## [Task to complete]
All entries, exactly as written, should be output again.
========================================================================
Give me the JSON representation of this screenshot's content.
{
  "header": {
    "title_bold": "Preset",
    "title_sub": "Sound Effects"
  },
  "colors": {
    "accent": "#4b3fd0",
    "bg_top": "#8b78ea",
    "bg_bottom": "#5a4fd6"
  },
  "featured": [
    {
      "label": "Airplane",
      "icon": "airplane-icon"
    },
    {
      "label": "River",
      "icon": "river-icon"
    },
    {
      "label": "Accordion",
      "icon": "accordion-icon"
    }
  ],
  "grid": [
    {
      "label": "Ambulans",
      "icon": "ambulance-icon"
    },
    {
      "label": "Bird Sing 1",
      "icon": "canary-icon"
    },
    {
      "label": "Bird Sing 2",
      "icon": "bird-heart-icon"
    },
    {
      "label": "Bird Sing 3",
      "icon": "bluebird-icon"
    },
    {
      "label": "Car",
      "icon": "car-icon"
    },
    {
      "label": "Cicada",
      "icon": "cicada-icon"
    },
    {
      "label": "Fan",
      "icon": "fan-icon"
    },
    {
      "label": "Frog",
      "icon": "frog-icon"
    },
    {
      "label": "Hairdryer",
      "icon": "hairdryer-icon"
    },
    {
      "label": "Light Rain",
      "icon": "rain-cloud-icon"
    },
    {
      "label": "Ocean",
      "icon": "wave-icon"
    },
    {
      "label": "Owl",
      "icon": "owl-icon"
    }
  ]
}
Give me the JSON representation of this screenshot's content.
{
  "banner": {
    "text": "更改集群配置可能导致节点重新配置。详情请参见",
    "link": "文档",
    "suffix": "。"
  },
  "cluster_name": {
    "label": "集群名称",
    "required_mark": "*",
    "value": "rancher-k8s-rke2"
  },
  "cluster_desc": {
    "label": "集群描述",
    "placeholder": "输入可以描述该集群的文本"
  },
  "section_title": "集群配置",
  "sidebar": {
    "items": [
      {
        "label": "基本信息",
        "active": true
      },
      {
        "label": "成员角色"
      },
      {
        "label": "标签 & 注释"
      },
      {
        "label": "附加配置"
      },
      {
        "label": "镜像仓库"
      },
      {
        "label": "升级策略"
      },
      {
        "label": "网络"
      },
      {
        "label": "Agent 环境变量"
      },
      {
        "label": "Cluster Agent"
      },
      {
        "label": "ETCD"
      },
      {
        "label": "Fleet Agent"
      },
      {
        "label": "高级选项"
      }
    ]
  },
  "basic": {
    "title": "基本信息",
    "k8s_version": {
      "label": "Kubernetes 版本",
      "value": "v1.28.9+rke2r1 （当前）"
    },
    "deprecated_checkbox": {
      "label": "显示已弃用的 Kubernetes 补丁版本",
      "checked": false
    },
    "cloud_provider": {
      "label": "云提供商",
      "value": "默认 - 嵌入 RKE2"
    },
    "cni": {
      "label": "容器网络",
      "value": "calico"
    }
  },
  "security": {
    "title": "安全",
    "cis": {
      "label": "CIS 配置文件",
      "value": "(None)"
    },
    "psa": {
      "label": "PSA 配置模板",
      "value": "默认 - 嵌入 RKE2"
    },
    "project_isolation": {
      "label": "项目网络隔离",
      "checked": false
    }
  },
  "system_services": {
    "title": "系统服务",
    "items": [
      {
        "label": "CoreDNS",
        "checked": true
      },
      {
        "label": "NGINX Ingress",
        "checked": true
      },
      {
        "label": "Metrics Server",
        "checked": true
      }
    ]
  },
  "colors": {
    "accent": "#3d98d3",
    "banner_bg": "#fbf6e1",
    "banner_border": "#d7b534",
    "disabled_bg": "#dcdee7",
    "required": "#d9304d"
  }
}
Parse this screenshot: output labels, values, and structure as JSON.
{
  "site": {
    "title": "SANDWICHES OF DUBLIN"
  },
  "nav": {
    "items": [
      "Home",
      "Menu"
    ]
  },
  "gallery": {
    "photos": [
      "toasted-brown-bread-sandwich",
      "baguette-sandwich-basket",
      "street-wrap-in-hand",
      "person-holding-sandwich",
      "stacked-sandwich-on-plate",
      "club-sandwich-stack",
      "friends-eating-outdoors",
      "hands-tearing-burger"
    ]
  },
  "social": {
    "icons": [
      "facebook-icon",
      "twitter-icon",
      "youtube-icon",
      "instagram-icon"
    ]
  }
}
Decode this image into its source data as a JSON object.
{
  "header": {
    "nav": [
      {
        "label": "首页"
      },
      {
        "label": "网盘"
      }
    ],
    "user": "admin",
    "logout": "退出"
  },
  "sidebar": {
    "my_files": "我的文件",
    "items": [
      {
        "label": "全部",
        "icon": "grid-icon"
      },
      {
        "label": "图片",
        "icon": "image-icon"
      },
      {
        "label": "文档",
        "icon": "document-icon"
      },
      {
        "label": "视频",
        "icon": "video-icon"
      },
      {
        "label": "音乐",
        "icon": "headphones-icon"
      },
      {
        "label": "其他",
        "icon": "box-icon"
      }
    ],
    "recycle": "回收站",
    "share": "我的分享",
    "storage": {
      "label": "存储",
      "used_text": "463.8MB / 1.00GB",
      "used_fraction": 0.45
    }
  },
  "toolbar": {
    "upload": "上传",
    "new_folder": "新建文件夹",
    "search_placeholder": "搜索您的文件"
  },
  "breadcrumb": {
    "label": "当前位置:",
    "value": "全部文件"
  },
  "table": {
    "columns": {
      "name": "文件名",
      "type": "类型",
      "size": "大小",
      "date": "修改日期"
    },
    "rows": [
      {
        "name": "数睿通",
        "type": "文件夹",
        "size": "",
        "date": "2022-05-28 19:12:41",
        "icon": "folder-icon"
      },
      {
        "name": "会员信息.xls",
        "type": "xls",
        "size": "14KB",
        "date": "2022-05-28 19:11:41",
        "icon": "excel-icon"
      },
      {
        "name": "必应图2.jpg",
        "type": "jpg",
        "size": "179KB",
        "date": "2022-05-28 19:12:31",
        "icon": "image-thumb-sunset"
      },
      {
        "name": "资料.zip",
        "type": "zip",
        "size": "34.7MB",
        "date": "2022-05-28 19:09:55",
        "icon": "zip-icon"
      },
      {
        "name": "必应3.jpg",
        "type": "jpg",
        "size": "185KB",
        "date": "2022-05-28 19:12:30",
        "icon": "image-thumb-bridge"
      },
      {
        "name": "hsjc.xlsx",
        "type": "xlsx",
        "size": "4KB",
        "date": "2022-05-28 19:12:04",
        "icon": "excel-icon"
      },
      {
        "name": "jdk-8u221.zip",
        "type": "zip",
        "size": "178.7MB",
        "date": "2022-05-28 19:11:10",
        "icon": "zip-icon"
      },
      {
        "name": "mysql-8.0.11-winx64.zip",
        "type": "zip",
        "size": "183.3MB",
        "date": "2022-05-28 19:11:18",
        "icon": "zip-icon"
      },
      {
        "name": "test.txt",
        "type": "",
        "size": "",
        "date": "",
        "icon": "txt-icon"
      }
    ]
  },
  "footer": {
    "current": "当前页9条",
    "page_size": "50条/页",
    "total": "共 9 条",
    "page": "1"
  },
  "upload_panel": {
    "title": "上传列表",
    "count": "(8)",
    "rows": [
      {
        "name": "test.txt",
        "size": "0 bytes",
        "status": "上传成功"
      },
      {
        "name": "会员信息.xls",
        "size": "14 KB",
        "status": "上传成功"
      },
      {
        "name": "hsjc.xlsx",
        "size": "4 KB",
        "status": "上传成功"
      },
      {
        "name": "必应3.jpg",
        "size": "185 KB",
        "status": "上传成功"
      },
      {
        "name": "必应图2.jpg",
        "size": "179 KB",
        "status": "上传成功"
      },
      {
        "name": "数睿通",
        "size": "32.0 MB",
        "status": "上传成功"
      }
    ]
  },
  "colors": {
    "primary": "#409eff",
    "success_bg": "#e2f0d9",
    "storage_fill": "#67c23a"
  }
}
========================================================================
## [Completed exercise]
Give me the JSON representation of this screenshot's content.
{
  "header": {
    "title_bold": "Preset",
    "title_sub": "Sound Effects"
  },
  "colors": {
    "accent": "#4b3fd0",
    "bg_top": "#8b78ea",
    "bg_bottom": "#5a4fd6"
  },
  "featured": [
    {
      "label": "Airplane",
      "icon": "airplane-icon"
    },
    {
      "label": "River",
      "icon": "river-icon"
    },
    {
      "label": "Accordion",
      "icon": "accordion-icon"
    }
  ],
  "grid": [
    {
      "label": "Ambulans",
      "icon": "ambulance-icon"
    },
    {
      "label": "Bird Sing 1",
      "icon": "canary-icon"
    },
    {
      "label": "Bird Sing 2",
      "icon": "bird-heart-icon"
    },
    {
      "label": "Bird Sing 3",
      "icon": "bluebird-icon"
    },
    {
      "label": "Car",
      "icon": "car-icon"
    },
    {
      "label": "Cicada",
      "icon": "cicada-icon"
    },
    {
      "label": "Fan",
      "icon": "fan-icon"
    },
    {
      "label": "Frog",
      "icon": "frog-icon"
    },
    {
      "label": "Hairdryer",
      "icon": "hairdryer-icon"
    },
    {
      "label": "Light Rain",
      "icon": "rain-cloud-icon"
    },
    {
      "label": "Ocean",
      "icon": "wave-icon"
    },
    {
      "label": "Owl",
      "icon": "owl-icon"
    }
  ]
}
Give me the JSON representation of this screenshot's content.
{
  "banner": {
    "text": "更改集群配置可能导致节点重新配置。详情请参见",
    "link": "文档",
    "suffix": "。"
  },
  "cluster_name": {
    "label": "集群名称",
    "required_mark": "*",
    "value": "rancher-k8s-rke2"
  },
  "cluster_desc": {
    "label": "集群描述",
    "placeholder": "输入可以描述该集群的文本"
  },
  "section_title": "集群配置",
  "sidebar": {
    "items": [
      {
        "label": "基本信息",
        "active": true
      },
      {
        "label": "成员角色"
      },
      {
        "label": "标签 & 注释"
      },
      {
        "label": "附加配置"
      },
      {
        "label": "镜像仓库"
      },
      {
        "label": "升级策略"
      },
      {
        "label": "网络"
      },
      {
        "label": "Agent 环境变量"
      },
      {
        "label": "Cluster Agent"
      },
      {
        "label": "ETCD"
      },
      {
        "label": "Fleet Agent"
      },
      {
        "label": "高级选项"
      }
    ]
  },
  "basic": {
    "title": "基本信息",
    "k8s_version": {
      "label": "Kubernetes 版本",
      "value": "v1.28.9+rke2r1 （当前）"
    },
    "deprecated_checkbox": {
      "label": "显示已弃用的 Kubernetes 补丁版本",
      "checked": false
    },
    "cloud_provider": {
      "label": "云提供商",
      "value": "默认 - 嵌入 RKE2"
    },
    "cni": {
      "label": "容器网络",
      "value": "calico"
    }
  },
  "security": {
    "title": "安全",
    "cis": {
      "label": "CIS 配置文件",
      "value": "(None)"
    },
    "psa": {
      "label": "PSA 配置模板",
      "value": "默认 - 嵌入 RKE2"
    },
    "project_isolation": {
      "label": "项目网络隔离",
      "checked": false
    }
  },
  "system_services": {
    "title": "系统服务",
    "items": [
      {
        "label": "CoreDNS",
        "checked": true
      },
      {
        "label": "NGINX Ingress",
        "checked": true
      },
      {
        "label": "Metrics Server",
        "checked": true
      }
    ]
  },
  "colors": {
    "accent": "#3d98d3",
    "banner_bg": "#fbf6e1",
    "banner_border": "#d7b534",
    "disabled_bg": "#dcdee7",
    "required": "#d9304d"
  }
}
Parse this screenshot: output labels, values, and structure as JSON.
{
  "site": {
    "title": "SANDWICHES OF DUBLIN"
  },
  "nav": {
    "items": [
      "Home",
      "Menu"
    ]
  },
  "gallery": {
    "photos": [
      "toasted-brown-bread-sandwich",
      "baguette-sandwich-basket",
      "street-wrap-in-hand",
      "person-holding-sandwich",
      "stacked-sandwich-on-plate",
      "club-sandwich-stack",
      "friends-eating-outdoors",
      "hands-tearing-burger"
    ]
  },
  "social": {
    "icons": [
      "facebook-icon",
      "twitter-icon",
      "youtube-icon",
      "instagram-icon"
    ]
  }
}
Decode this image into its source data as a JSON object.
{
  "header": {
    "nav": [
      {
        "label": "首页"
      },
      {
        "label": "网盘"
      }
    ],
    "user": "admin",
    "logout": "退出"
  },
  "sidebar": {
    "my_files": "我的文件",
    "items": [
      {
        "label": "全部",
        "icon": "grid-icon"
      },
      {
        "label": "图片",
        "icon": "image-icon"
      },
      {
        "label": "文档",
        "icon": "document-icon"
      },
      {
        "label": "视频",
        "icon": "video-icon"
      },
      {
        "label": "音乐",
        "icon": "headphones-icon"
      },
      {
        "label": "其他",
        "icon": "box-icon"
      }
    ],
    "recycle": "回收站",
    "share": "我的分享",
    "storage": {
      "label": "存储",
      "used_text": "463.8MB / 1.00GB",
      "used_fraction": 0.45
    }
  },
  "toolbar": {
    "upload": "上传",
    "new_folder": "新建文件夹",
    "search_placeholder": "搜索您的文件"
  },
  "breadcrumb": {
    "label": "当前位置:",
    "value": "全部文件"
  },
  "table": {
    "columns": {
      "name": "文件名",
      "type": "类型",
      "size": "大小",
      "date": "修改日期"
    },
    "rows": [
      {
        "name": "数睿通",
        "type": "文件夹",
        "size": "",
        "date": "2022-05-28 19:12:41",
        "icon": "folder-icon"
      },
      {
        "name": "会员信息.xls",
        "type": "xls",
        "size": "14KB",
        "date": "2022-05-28 19:11:41",
        "icon": "excel-icon"
      },
      {
        "name": "必应图2.jpg",
        "type": "jpg",
        "size": "179KB",
        "date": "2022-05-28 19:12:31",
        "icon": "image-thumb-sunset"
      },
      {
        "name": "资料.zip",
        "type": "zip",
        "size": "34.7MB",
        "date": "2022-05-28 19:09:55",
        "icon": "zip-icon"
      },
      {
        "name": "必应3.jpg",
        "type": "jpg",
        "size": "185KB",
        "date": "2022-05-28 19:12:30",
        "icon": "image-thumb-bridge"
      },
      {
        "name": "hsjc.xlsx",
        "type": "xlsx",
        "size": "4KB",
        "date": "2022-05-28 19:12:04",
        "icon": "excel-icon"
      },
      {
        "name": "jdk-8u221.zip",
        "type": "zip",
        "size": "178.7MB",
        "date": "2022-05-28 19:11:10",
        "icon": "zip-icon"
      },
      {
        "name": "mysql-8.0.11-winx64.zip",
        "type": "zip",
        "size": "183.3MB",
        "date": "2022-05-28 19:11:18",
        "icon": "zip-icon"
      },
      {
        "name": "test.txt",
        "type": "",
        "size": "",
        "date": "",
        "icon": "txt-icon"
      }
    ]
  },
  "footer": {
    "current": "当前页9条",
    "page_size": "50条/页",
    "total": "共 9 条",
    "page": "1"
  },
  "upload_panel": {
    "title": "上传列表",
    "count": "(8)",
    "rows": [
      {
        "name": "test.txt",
        "size": "0 bytes",
        "status": "上传成功"
      },
      {
        "name": "会员信息.xls",
        "size": "14 KB",
        "status": "上传成功"
      },
      {
        "name": "hsjc.xlsx",
        "size": "4 KB",
        "status": "上传成功"
      },
      {
        "name": "必应3.jpg",
        "size": "185 KB",
        "status": "上传成功"
      },
      {
        "name": "必应图2.jpg",
        "size": "179 KB",
        "status": "上传成功"
      },
      {
        "name": "数睿通",
        "size": "32.0 MB",
        "status": "上传成功"
      }
    ]
  },
  "colors": {
    "primary": "#409eff",
    "success_bg": "#e2f0d9",
    "storage_fill": "#67c23a"
  }
}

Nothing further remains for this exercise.